◆ Work item: Among the entries below, how many lines include the string "JSON"? Answer with only the number.

(Stored data)
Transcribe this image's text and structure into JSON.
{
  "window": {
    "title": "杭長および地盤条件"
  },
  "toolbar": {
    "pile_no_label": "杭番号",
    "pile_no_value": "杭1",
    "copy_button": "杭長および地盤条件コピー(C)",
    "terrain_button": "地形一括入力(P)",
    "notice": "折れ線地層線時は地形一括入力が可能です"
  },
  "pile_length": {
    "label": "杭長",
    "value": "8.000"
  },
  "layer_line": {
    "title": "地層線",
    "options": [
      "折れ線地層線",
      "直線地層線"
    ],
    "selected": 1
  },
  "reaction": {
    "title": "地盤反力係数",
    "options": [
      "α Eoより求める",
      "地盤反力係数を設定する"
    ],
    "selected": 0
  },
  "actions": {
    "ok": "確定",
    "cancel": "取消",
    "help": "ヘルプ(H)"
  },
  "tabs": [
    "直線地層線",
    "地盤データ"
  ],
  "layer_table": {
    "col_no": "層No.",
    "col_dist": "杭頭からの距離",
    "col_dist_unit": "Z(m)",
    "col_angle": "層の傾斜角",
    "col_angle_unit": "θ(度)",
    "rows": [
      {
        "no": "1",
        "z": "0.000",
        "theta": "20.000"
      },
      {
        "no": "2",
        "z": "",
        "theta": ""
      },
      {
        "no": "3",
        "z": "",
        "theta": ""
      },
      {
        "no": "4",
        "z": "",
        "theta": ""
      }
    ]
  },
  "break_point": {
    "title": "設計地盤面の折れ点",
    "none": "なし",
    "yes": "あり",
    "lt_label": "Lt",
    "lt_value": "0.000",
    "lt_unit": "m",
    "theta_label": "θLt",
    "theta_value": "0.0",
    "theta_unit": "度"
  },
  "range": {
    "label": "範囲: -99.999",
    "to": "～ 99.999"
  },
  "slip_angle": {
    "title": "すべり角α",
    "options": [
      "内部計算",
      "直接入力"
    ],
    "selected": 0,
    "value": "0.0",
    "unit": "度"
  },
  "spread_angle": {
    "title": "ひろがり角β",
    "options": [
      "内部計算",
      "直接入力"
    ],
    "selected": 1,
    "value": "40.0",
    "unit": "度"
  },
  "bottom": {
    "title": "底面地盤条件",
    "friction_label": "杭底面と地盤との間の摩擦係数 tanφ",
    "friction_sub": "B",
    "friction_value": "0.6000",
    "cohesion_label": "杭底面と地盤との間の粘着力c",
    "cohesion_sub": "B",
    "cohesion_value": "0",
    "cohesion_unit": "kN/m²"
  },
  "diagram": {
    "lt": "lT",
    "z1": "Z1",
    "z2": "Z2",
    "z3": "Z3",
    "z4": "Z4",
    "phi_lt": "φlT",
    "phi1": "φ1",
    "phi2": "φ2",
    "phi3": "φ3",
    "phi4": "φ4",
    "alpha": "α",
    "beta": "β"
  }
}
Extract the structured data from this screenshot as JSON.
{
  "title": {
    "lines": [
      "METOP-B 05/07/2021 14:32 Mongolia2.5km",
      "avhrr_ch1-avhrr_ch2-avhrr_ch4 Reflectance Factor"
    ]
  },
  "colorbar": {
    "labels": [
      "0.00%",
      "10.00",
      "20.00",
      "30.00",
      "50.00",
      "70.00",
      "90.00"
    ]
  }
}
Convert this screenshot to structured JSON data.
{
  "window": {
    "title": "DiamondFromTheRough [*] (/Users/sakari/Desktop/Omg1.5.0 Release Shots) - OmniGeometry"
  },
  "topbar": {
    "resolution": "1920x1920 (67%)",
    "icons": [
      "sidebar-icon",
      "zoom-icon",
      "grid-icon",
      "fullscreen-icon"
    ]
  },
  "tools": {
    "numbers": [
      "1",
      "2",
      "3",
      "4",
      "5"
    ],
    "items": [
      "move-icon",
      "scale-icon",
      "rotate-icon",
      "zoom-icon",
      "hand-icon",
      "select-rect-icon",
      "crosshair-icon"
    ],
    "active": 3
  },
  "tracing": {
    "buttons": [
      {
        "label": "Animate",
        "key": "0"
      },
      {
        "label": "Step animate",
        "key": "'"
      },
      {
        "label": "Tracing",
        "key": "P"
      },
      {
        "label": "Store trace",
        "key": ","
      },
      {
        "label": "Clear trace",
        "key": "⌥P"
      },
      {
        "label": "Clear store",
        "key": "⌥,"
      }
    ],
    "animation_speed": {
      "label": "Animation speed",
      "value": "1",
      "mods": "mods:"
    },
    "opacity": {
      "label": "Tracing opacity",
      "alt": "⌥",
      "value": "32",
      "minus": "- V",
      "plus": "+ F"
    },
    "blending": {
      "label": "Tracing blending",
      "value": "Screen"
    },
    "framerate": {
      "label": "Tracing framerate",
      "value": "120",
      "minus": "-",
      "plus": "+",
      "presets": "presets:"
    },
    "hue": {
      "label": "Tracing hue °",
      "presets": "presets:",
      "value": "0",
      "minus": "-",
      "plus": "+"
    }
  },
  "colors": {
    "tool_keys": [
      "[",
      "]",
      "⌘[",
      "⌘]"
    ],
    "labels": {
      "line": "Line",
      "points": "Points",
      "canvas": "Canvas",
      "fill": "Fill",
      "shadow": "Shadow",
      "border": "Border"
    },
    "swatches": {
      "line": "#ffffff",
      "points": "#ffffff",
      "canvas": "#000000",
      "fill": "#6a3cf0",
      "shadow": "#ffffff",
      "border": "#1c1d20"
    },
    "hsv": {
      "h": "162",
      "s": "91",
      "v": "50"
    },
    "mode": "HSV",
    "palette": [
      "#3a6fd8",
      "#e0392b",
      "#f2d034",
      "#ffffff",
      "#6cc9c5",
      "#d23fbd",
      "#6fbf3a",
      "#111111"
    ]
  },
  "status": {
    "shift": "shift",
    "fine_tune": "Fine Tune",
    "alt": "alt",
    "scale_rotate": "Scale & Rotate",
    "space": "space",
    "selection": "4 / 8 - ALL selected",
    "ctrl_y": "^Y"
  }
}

◆ Answer area: 3